Reproduce the entries so that every line matches the original exactly.
┄┄┄┄┄┄
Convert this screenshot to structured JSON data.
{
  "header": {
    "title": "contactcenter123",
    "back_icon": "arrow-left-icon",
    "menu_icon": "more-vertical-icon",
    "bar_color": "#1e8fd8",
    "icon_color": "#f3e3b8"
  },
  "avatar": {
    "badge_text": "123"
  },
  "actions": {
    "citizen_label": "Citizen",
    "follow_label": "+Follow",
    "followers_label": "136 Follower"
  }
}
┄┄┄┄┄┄
Response area
Convert this screenshot to structured JSON data.
{
  "header": {
    "title": "contactcenter123",
    "back_icon": "arrow-left-icon",
    "menu_icon": "more-vertical-icon",
    "bar_color": "#1e8fd8",
    "icon_color": "#f3e3b8"
  },
  "avatar": {
    "badge_text": "123"
  },
  "actions": {
    "citizen_label": "Citizen",
    "follow_label": "+Follow",
    "followers_label": "136 Follower"
  }
}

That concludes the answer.